══ EXCERPTED RECORDS ══

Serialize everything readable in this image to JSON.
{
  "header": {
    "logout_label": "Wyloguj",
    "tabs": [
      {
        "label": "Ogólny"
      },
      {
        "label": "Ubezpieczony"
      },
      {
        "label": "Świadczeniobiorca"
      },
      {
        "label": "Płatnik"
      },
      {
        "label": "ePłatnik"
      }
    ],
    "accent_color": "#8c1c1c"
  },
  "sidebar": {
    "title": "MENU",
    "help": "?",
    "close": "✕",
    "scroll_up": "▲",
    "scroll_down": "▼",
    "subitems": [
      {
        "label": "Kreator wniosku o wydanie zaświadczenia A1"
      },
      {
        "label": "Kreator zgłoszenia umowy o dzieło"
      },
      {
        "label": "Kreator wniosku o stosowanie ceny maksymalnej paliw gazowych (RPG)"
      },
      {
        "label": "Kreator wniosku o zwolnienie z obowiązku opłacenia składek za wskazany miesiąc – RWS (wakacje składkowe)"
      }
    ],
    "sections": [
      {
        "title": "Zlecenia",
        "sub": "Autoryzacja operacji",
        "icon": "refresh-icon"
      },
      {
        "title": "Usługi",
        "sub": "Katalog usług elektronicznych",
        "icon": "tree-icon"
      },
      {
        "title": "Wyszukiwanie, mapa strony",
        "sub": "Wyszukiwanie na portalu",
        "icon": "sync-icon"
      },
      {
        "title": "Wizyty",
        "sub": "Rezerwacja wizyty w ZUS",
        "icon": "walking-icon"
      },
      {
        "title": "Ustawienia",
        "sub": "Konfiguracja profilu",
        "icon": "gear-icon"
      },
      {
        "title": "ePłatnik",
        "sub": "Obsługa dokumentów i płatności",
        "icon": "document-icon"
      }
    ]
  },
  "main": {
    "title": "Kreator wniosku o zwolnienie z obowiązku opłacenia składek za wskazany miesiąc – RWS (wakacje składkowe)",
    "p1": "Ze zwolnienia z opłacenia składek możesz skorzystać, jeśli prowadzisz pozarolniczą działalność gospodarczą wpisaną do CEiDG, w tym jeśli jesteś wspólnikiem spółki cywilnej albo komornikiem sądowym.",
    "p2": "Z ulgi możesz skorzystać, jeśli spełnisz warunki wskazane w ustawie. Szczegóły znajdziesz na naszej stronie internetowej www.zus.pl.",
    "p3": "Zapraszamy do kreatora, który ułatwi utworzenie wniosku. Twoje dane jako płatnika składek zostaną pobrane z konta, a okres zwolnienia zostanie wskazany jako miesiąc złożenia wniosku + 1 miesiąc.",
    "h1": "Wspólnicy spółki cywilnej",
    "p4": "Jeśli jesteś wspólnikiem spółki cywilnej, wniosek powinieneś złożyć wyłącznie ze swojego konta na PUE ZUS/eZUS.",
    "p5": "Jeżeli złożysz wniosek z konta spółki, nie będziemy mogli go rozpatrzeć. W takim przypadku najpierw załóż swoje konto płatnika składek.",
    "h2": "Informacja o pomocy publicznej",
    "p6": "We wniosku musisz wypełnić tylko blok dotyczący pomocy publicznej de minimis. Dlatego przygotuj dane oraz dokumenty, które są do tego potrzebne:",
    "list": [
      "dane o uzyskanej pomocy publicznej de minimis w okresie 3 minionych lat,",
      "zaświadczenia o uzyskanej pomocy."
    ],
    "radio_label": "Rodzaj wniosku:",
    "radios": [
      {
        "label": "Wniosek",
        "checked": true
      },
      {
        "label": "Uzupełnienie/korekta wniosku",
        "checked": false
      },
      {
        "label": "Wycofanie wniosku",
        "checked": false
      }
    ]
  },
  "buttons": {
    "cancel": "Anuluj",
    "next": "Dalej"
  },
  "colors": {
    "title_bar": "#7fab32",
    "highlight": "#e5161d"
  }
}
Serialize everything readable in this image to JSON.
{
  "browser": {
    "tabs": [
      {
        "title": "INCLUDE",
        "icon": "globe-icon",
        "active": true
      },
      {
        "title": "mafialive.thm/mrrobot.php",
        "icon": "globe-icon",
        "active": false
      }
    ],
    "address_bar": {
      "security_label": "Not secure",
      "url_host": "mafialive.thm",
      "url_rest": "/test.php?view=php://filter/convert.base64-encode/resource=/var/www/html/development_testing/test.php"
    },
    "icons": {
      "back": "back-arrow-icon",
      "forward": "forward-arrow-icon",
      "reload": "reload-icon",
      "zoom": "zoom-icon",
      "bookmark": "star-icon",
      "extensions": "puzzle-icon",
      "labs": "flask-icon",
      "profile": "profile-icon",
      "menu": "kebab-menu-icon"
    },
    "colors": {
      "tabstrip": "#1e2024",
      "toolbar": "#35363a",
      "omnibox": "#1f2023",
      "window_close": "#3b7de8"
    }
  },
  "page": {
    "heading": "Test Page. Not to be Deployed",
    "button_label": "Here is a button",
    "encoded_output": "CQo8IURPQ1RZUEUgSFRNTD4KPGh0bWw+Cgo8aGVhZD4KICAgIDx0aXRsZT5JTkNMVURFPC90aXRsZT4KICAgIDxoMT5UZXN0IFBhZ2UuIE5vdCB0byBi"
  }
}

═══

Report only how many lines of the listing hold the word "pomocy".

■ **ANSWER BOX**: 4